DATA SECTION.
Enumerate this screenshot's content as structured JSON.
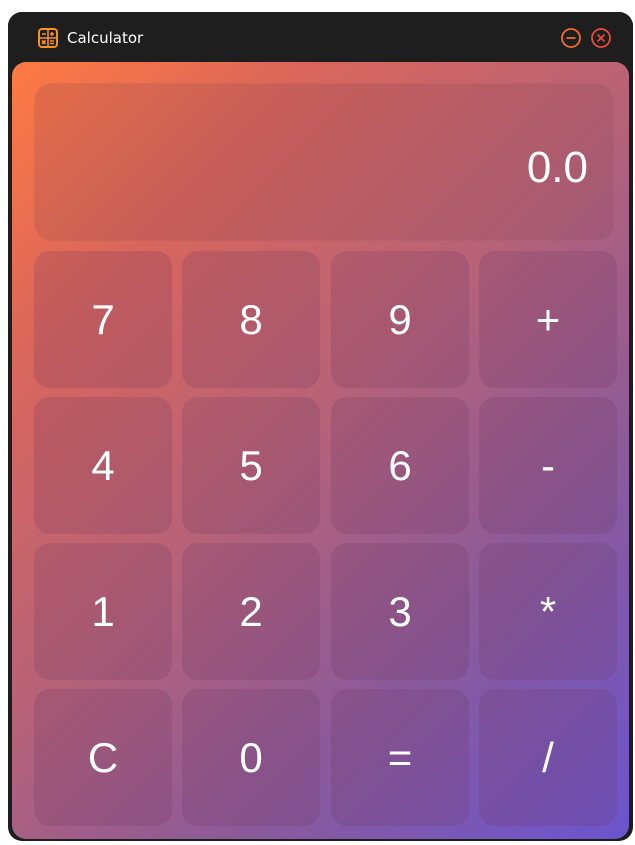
{
  "window": {
    "title": "Calculator"
  },
  "display": {
    "value": "0.0"
  },
  "keys": {
    "seven": "7",
    "eight": "8",
    "nine": "9",
    "plus": "+",
    "four": "4",
    "five": "5",
    "six": "6",
    "minus": "-",
    "one": "1",
    "two": "2",
    "three": "3",
    "multiply": "*",
    "clear": "C",
    "zero": "0",
    "equals": "=",
    "divide": "/"
  },
  "icons": {
    "app": "calculator-icon",
    "minimize": "minimize-icon",
    "close": "close-icon"
  },
  "colors": {
    "titlebar": "#1e1e1e",
    "gradient_start": "#ff7a43",
    "gradient_end": "#6a55cf",
    "window_controls": "#f26b2d",
    "text": "#ffffff"
  }
}
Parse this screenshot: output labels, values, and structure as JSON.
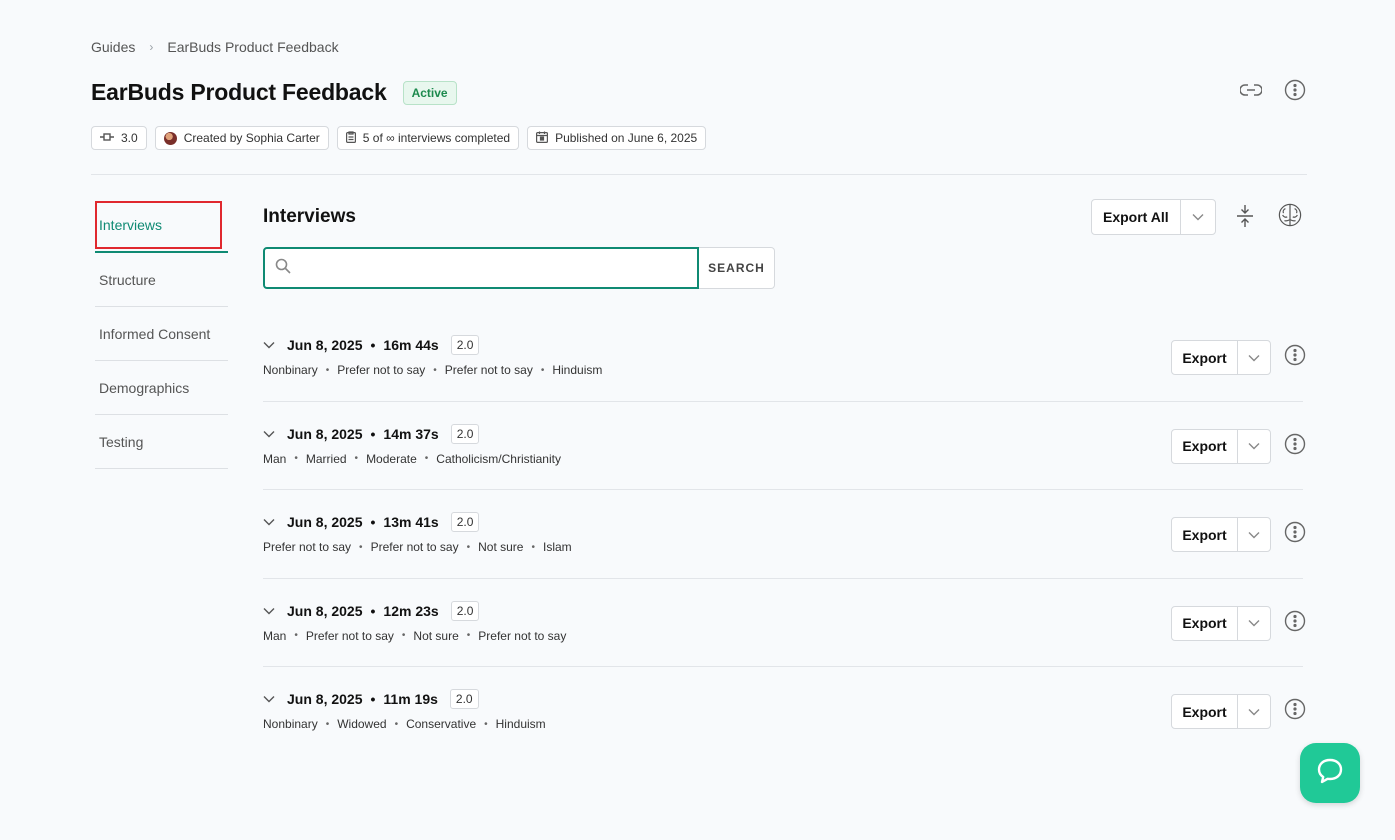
{
  "breadcrumb": {
    "root": "Guides",
    "current": "EarBuds Product Feedback"
  },
  "page": {
    "title": "EarBuds Product Feedback",
    "status": "Active"
  },
  "meta": {
    "version": "3.0",
    "creator": "Created by Sophia Carter",
    "progress": "5 of ∞ interviews completed",
    "published": "Published on June 6, 2025"
  },
  "sidenav": {
    "items": [
      {
        "label": "Interviews",
        "active": true
      },
      {
        "label": "Structure"
      },
      {
        "label": "Informed Consent"
      },
      {
        "label": "Demographics"
      },
      {
        "label": "Testing"
      }
    ]
  },
  "section": {
    "title": "Interviews",
    "export_all": "Export All"
  },
  "search": {
    "button": "SEARCH",
    "placeholder": "",
    "value": ""
  },
  "interviews": [
    {
      "date": "Jun 8, 2025",
      "duration": "16m 44s",
      "version": "2.0",
      "tags": [
        "Nonbinary",
        "Prefer not to say",
        "Prefer not to say",
        "Hinduism"
      ],
      "export": "Export"
    },
    {
      "date": "Jun 8, 2025",
      "duration": "14m 37s",
      "version": "2.0",
      "tags": [
        "Man",
        "Married",
        "Moderate",
        "Catholicism/Christianity"
      ],
      "export": "Export"
    },
    {
      "date": "Jun 8, 2025",
      "duration": "13m 41s",
      "version": "2.0",
      "tags": [
        "Prefer not to say",
        "Prefer not to say",
        "Not sure",
        "Islam"
      ],
      "export": "Export"
    },
    {
      "date": "Jun 8, 2025",
      "duration": "12m 23s",
      "version": "2.0",
      "tags": [
        "Man",
        "Prefer not to say",
        "Not sure",
        "Prefer not to say"
      ],
      "export": "Export"
    },
    {
      "date": "Jun 8, 2025",
      "duration": "11m 19s",
      "version": "2.0",
      "tags": [
        "Nonbinary",
        "Widowed",
        "Conservative",
        "Hinduism"
      ],
      "export": "Export"
    }
  ],
  "colors": {
    "accent": "#0f8a73",
    "status_green": "#1d8a4e",
    "fab": "#20c997",
    "highlight": "#e0282e"
  }
}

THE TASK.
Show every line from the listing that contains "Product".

RESPONSE TO THE EXERCISE.
    "current": "EarBuds Product Feedback"
    "title": "EarBuds Product Feedback",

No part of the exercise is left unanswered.